A close reading of the New Testament (in Greek), however, reveals an altogether different model. The ministry is performed by ministers of the word. They are not generalists but specialists; they are preachers and teachers of the word of God. Their world is made up of words, the words of the Bible, in this case the words of the New Testament. The minister of the word, then, must be most comfortable not in the family room or the board room, but in the study. He must learn to know and to proclaim the New Testament as that word was originally given by God. ‘The real New Testament is the Greek New Testament,’ says Robertson, and rightly so. He goes on to say, ‘Sermons lie hidden in Greek roots, in prepositions, in tenses, in the article, in particles, in cases.’
Here is a volume that ought to be read by every ministerial aspirant, reread by every ministerial student, and frequently revisited by every faithful minister of the word. Ministers of the word must always keep in mind their calling, their work, to know and to proclaim the word. If you are a minister and have not read it, buy a copy immediately and do so. If you are a layman, buy it and read it for yourself, then give it to your pastor. Tell him you want him to be faithful to the word, the word as it was originally given, in the Greek New Testament.”
— Pastor Don Lindblad
About the Author
Archibald Thomas Robertson was born in 1863 near Chatham, Virginia, but grew up on a farm in North Carolina. In 1876, he was baptized and began his lifelong loyalty to the Southern Baptist Church. After graduating from Wake Forest College, he enrolled in the Southern Baptist Theological Seminary at Louisville, Kentucky and received the Th.M. in 1888. In 1892 Robertson was appointed a professor at Southern Baptist Seminary and remained in that post until a day in 1934 when he dismissed his class early and went home and died of a stroke.
Robertsons’s books are still consulted today, particularly his Word Pictures in the New Testament and his landmark volume A Grammar of the Greek New Testament in Light of Historical Research. In all, he published forty-five books, several of which are still in print today. Robertson helped found the Baptist World Alliance in 1900. He was an important Southern Baptist and a well-respected scholar in his day. As the son-in-law of famous preacher John Broadus, Robertson sought to equip his students with the proper tools for good preaching.
- The Minister’s Use of His Greek New Testament
- Notes on a Specimen Papyrus of the First Century A. D.
- The Use of huper in Business Documents in the Papyri
- Pictures in Prepositions
- The Greek Article and the Deity of Christ
- The New Testament Use of Mn (me) with Hesitant Questions in the Indicative Mode
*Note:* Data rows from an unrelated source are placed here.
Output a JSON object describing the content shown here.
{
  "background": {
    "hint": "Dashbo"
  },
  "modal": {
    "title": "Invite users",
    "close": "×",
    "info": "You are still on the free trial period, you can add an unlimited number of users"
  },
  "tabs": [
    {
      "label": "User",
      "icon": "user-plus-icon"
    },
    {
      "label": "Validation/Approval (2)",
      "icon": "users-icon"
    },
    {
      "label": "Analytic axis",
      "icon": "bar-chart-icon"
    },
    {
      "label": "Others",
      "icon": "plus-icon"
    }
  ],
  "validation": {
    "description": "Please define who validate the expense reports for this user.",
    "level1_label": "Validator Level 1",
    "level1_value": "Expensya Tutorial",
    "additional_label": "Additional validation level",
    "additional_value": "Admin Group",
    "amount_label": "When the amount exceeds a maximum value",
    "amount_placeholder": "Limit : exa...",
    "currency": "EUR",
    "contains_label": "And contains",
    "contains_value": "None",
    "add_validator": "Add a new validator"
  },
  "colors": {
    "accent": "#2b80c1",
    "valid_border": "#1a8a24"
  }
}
- Grammar and Preaching
- Sermons in Greek Tenses
- John Brown of Haddington, or Learning Greek without a Teacher
- The Grammar of the Apocalypse of John
- The Romance of Erasmus’s Greek New Testament
- Broadus as Scholar and Preacher